• TASK REQUIREMENTS: Retype each record below word for word, pictures excluded.

• SUPPLIED DATA:
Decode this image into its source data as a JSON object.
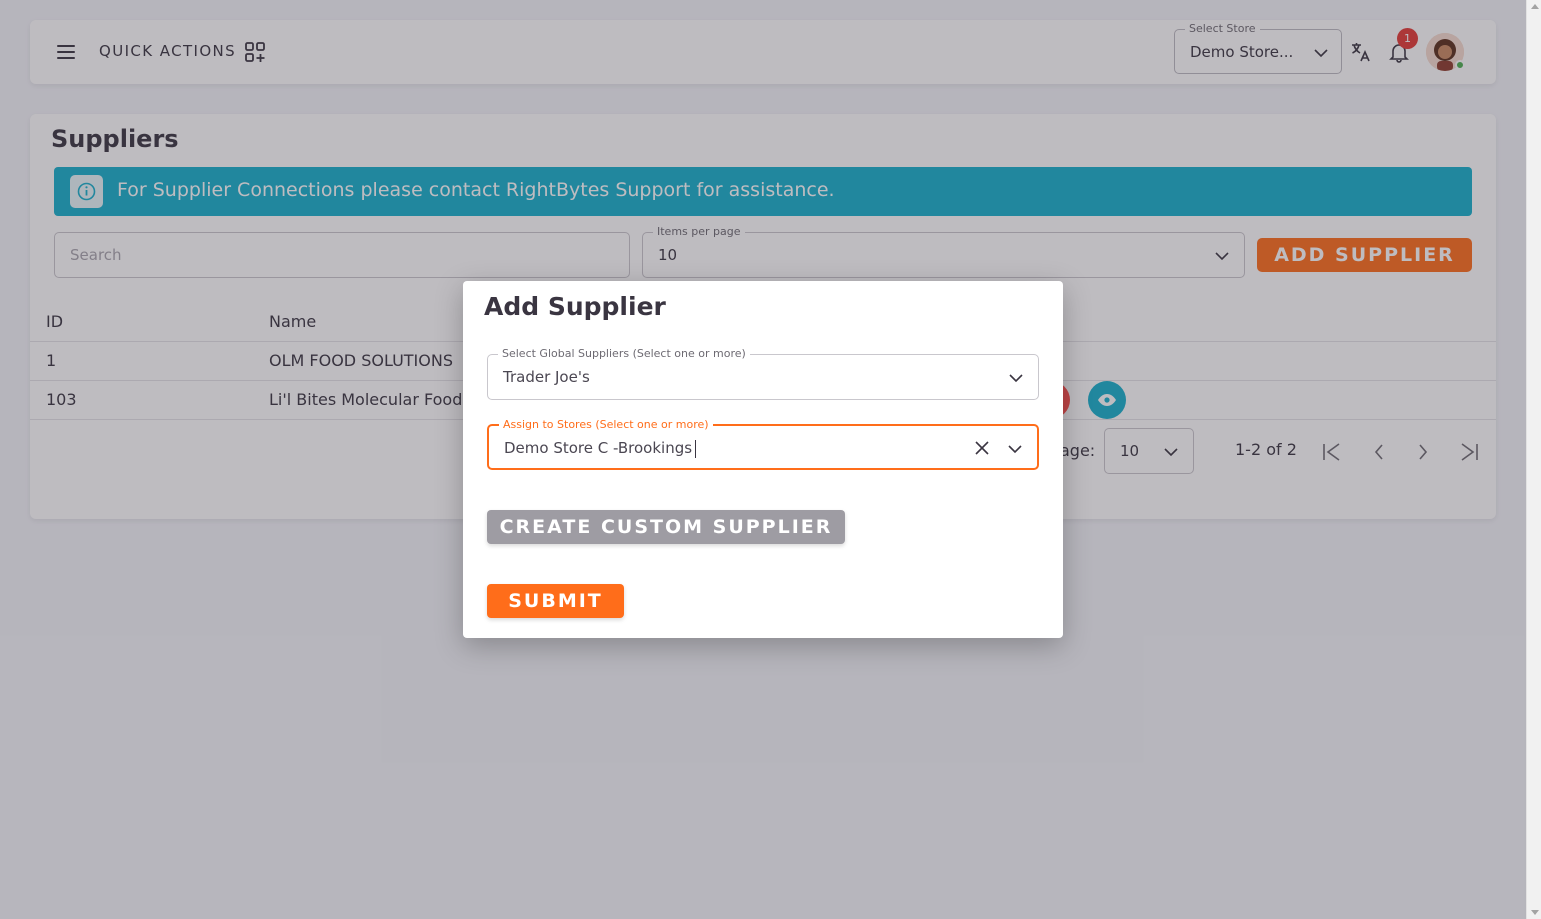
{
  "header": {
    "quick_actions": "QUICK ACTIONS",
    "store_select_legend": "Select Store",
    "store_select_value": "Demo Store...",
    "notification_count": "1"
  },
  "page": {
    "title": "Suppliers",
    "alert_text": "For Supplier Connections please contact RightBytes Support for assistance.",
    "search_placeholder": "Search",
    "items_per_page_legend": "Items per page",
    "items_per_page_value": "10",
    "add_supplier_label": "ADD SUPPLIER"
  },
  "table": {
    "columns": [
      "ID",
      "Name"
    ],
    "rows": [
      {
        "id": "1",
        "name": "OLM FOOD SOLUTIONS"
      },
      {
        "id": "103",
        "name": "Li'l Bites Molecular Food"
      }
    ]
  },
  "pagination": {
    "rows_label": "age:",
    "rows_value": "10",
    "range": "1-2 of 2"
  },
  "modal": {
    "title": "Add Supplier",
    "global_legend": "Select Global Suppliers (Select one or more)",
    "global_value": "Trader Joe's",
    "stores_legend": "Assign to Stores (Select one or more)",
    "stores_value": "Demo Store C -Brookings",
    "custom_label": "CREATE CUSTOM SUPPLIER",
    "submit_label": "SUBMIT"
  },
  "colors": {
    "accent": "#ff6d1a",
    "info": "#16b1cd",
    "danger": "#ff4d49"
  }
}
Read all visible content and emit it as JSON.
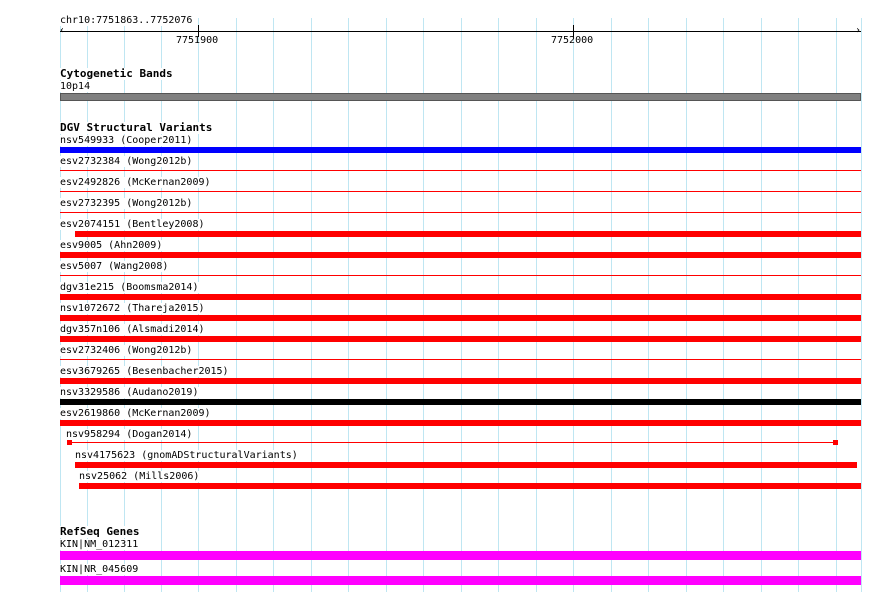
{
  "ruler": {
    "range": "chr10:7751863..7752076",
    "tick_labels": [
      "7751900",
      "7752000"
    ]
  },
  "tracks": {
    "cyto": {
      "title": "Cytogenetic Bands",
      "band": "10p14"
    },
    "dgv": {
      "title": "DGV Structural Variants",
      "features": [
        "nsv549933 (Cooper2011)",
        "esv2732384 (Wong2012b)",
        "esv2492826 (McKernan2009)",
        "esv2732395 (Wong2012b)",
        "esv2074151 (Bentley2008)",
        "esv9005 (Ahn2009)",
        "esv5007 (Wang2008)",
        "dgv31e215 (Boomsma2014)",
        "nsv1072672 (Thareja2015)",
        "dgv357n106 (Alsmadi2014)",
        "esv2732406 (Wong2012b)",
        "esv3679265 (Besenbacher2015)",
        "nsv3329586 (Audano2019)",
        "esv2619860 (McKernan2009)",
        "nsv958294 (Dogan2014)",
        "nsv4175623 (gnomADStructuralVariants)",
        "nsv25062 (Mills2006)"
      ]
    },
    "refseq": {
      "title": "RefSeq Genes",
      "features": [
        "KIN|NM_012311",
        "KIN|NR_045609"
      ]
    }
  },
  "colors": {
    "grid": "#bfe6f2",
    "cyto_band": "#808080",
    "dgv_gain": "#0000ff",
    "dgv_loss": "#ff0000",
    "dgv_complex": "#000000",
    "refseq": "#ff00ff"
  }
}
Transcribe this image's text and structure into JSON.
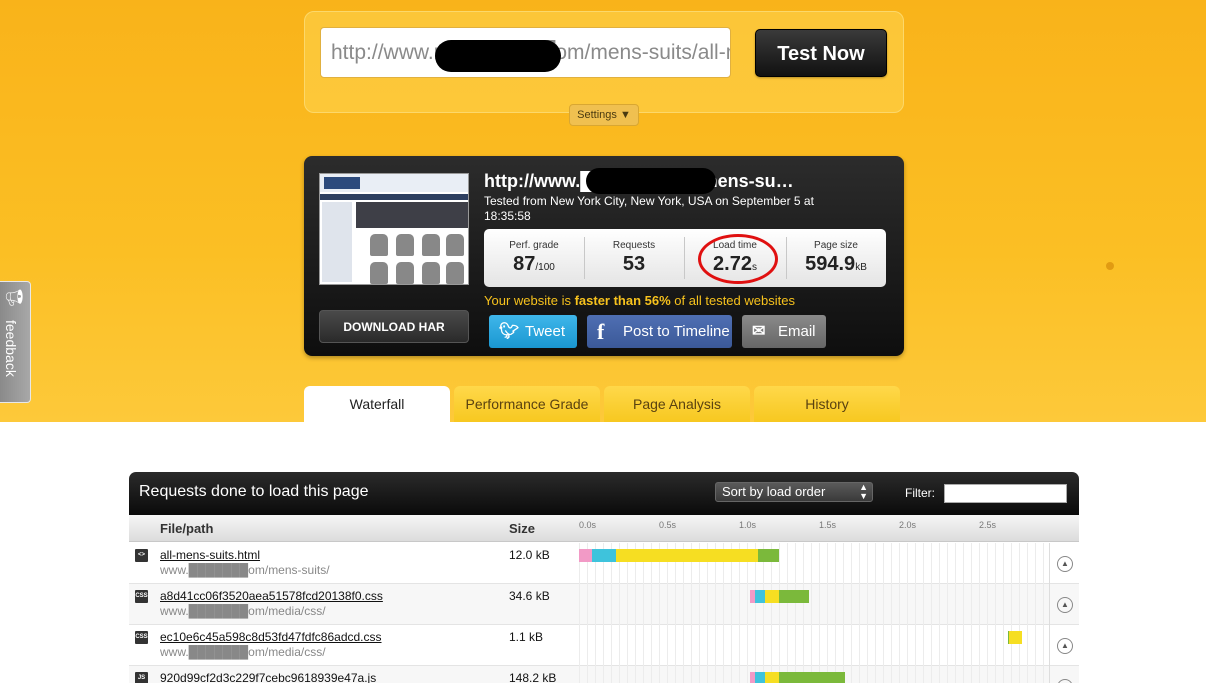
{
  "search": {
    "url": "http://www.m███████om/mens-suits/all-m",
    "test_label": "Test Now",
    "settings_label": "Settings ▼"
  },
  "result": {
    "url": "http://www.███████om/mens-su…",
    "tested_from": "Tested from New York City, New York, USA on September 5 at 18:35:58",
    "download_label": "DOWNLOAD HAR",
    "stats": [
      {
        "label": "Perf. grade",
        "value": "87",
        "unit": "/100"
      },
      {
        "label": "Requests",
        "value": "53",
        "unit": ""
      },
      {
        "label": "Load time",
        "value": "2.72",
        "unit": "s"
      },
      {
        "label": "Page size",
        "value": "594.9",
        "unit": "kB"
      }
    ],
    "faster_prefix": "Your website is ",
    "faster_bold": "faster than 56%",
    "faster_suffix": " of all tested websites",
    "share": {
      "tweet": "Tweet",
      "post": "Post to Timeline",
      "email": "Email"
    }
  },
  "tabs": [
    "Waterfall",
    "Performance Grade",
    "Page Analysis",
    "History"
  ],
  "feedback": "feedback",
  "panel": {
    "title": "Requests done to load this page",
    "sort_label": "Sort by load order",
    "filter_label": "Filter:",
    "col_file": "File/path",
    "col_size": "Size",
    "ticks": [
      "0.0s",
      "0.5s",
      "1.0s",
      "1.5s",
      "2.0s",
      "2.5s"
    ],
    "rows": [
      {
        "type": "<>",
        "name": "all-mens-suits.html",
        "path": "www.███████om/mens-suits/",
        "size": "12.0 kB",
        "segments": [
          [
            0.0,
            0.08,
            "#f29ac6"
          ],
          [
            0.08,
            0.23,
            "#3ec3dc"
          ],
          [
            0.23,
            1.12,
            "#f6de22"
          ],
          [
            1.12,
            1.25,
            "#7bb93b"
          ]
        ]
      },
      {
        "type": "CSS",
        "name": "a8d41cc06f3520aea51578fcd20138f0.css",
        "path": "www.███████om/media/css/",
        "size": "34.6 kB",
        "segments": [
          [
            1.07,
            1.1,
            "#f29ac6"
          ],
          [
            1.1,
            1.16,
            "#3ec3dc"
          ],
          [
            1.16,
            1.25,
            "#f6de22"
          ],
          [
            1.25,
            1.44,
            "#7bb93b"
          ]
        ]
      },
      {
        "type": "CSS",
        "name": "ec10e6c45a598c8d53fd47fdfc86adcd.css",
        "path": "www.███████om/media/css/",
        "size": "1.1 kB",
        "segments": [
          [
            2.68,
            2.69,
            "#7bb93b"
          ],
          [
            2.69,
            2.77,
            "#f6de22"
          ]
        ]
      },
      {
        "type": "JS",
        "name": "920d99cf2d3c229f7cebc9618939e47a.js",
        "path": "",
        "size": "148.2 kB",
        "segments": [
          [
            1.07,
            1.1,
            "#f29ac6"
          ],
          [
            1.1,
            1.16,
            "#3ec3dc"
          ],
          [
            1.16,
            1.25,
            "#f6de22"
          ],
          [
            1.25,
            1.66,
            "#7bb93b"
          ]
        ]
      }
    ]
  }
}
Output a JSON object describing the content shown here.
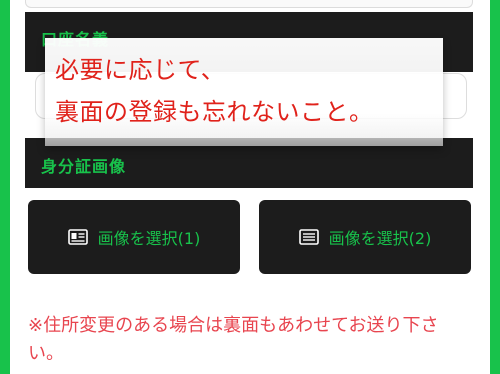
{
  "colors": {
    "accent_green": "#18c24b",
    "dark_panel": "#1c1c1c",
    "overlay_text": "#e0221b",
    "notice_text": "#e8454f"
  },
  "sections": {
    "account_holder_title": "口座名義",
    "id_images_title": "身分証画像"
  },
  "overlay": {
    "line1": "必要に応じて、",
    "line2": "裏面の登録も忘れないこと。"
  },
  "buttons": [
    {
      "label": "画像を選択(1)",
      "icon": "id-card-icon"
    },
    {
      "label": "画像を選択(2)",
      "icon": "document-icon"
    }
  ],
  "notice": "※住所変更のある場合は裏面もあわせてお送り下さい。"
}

• OUTPUT:
Decode this image into its source data as a JSON object.
{
  "header": {
    "quick_actions": "QUICK ACTIONS",
    "store_select_legend": "Select Store",
    "store_select_value": "Demo Store...",
    "notification_count": "1"
  },
  "page": {
    "title": "Suppliers",
    "alert_text": "For Supplier Connections please contact RightBytes Support for assistance.",
    "search_placeholder": "Search",
    "items_per_page_legend": "Items per page",
    "items_per_page_value": "10",
    "add_supplier_label": "ADD SUPPLIER"
  },
  "table": {
    "columns": [
      "ID",
      "Name"
    ],
    "rows": [
      {
        "id": "1",
        "name": "OLM FOOD SOLUTIONS"
      },
      {
        "id": "103",
        "name": "Li'l Bites Molecular Food"
      }
    ]
  },
  "pagination": {
    "rows_label": "age:",
    "rows_value": "10",
    "range": "1-2 of 2"
  },
  "modal": {
    "title": "Add Supplier",
    "global_legend": "Select Global Suppliers (Select one or more)",
    "global_value": "Trader Joe's",
    "stores_legend": "Assign to Stores (Select one or more)",
    "stores_value": "Demo Store C -Brookings",
    "custom_label": "CREATE CUSTOM SUPPLIER",
    "submit_label": "SUBMIT"
  },
  "colors": {
    "accent": "#ff6d1a",
    "info": "#16b1cd",
    "danger": "#ff4d49"
  }
}
Read all visible content and emit it as JSON.
{
  "ruler": {
    "range": "chr10:7751863..7752076",
    "tick_labels": [
      "7751900",
      "7752000"
    ]
  },
  "tracks": {
    "cyto": {
      "title": "Cytogenetic Bands",
      "band": "10p14"
    },
    "dgv": {
      "title": "DGV Structural Variants",
      "features": [
        "nsv549933 (Cooper2011)",
        "esv2732384 (Wong2012b)",
        "esv2492826 (McKernan2009)",
        "esv2732395 (Wong2012b)",
        "esv2074151 (Bentley2008)",
        "esv9005 (Ahn2009)",
        "esv5007 (Wang2008)",
        "dgv31e215 (Boomsma2014)",
        "nsv1072672 (Thareja2015)",
        "dgv357n106 (Alsmadi2014)",
        "esv2732406 (Wong2012b)",
        "esv3679265 (Besenbacher2015)",
        "nsv3329586 (Audano2019)",
        "esv2619860 (McKernan2009)",
        "nsv958294 (Dogan2014)",
        "nsv4175623 (gnomADStructuralVariants)",
        "nsv25062 (Mills2006)"
      ]
    },
    "refseq": {
      "title": "RefSeq Genes",
      "features": [
        "KIN|NM_012311",
        "KIN|NR_045609"
      ]
    }
  },
  "colors": {
    "grid": "#bfe6f2",
    "cyto_band": "#808080",
    "dgv_gain": "#0000ff",
    "dgv_loss": "#ff0000",
    "dgv_complex": "#000000",
    "refseq": "#ff00ff"
  }
}
Transcribe this image's text and structure into JSON.
{
  "search": {
    "url": "http://www.m███████om/mens-suits/all-m",
    "test_label": "Test Now",
    "settings_label": "Settings ▼"
  },
  "result": {
    "url": "http://www.███████om/mens-su…",
    "tested_from": "Tested from New York City, New York, USA on September 5 at 18:35:58",
    "download_label": "DOWNLOAD HAR",
    "stats": [
      {
        "label": "Perf. grade",
        "value": "87",
        "unit": "/100"
      },
      {
        "label": "Requests",
        "value": "53",
        "unit": ""
      },
      {
        "label": "Load time",
        "value": "2.72",
        "unit": "s"
      },
      {
        "label": "Page size",
        "value": "594.9",
        "unit": "kB"
      }
    ],
    "faster_prefix": "Your website is ",
    "faster_bold": "faster than 56%",
    "faster_suffix": " of all tested websites",
    "share": {
      "tweet": "Tweet",
      "post": "Post to Timeline",
      "email": "Email"
    }
  },
  "tabs": [
    "Waterfall",
    "Performance Grade",
    "Page Analysis",
    "History"
  ],
  "feedback": "feedback",
  "panel": {
    "title": "Requests done to load this page",
    "sort_label": "Sort by load order",
    "filter_label": "Filter:",
    "col_file": "File/path",
    "col_size": "Size",
    "ticks": [
      "0.0s",
      "0.5s",
      "1.0s",
      "1.5s",
      "2.0s",
      "2.5s"
    ],
    "rows": [
      {
        "type": "<>",
        "name": "all-mens-suits.html",
        "path": "www.███████om/mens-suits/",
        "size": "12.0 kB",
        "segments": [
          [
            0.0,
            0.08,
            "#f29ac6"
          ],
          [
            0.08,
            0.23,
            "#3ec3dc"
          ],
          [
            0.23,
            1.12,
            "#f6de22"
          ],
          [
            1.12,
            1.25,
            "#7bb93b"
          ]
        ]
      },
      {
        "type": "CSS",
        "name": "a8d41cc06f3520aea51578fcd20138f0.css",
        "path": "www.███████om/media/css/",
        "size": "34.6 kB",
        "segments": [
          [
            1.07,
            1.1,
            "#f29ac6"
          ],
          [
            1.1,
            1.16,
            "#3ec3dc"
          ],
          [
            1.16,
            1.25,
            "#f6de22"
          ],
          [
            1.25,
            1.44,
            "#7bb93b"
          ]
        ]
      },
      {
        "type": "CSS",
        "name": "ec10e6c45a598c8d53fd47fdfc86adcd.css",
        "path": "www.███████om/media/css/",
        "size": "1.1 kB",
        "segments": [
          [
            2.68,
            2.69,
            "#7bb93b"
          ],
          [
            2.69,
            2.77,
            "#f6de22"
          ]
        ]
      },
      {
        "type": "JS",
        "name": "920d99cf2d3c229f7cebc9618939e47a.js",
        "path": "",
        "size": "148.2 kB",
        "segments": [
          [
            1.07,
            1.1,
            "#f29ac6"
          ],
          [
            1.1,
            1.16,
            "#3ec3dc"
          ],
          [
            1.16,
            1.25,
            "#f6de22"
          ],
          [
            1.25,
            1.66,
            "#7bb93b"
          ]
        ]
      }
    ]
  }
}
Output a JSON object describing the content shown here.
{
  "colors": {
    "accent_green": "#18c24b",
    "dark_panel": "#1c1c1c",
    "overlay_text": "#e0221b",
    "notice_text": "#e8454f"
  },
  "sections": {
    "account_holder_title": "口座名義",
    "id_images_title": "身分証画像"
  },
  "overlay": {
    "line1": "必要に応じて、",
    "line2": "裏面の登録も忘れないこと。"
  },
  "buttons": [
    {
      "label": "画像を選択(1)",
      "icon": "id-card-icon"
    },
    {
      "label": "画像を選択(2)",
      "icon": "document-icon"
    }
  ],
  "notice": "※住所変更のある場合は裏面もあわせてお送り下さい。"
}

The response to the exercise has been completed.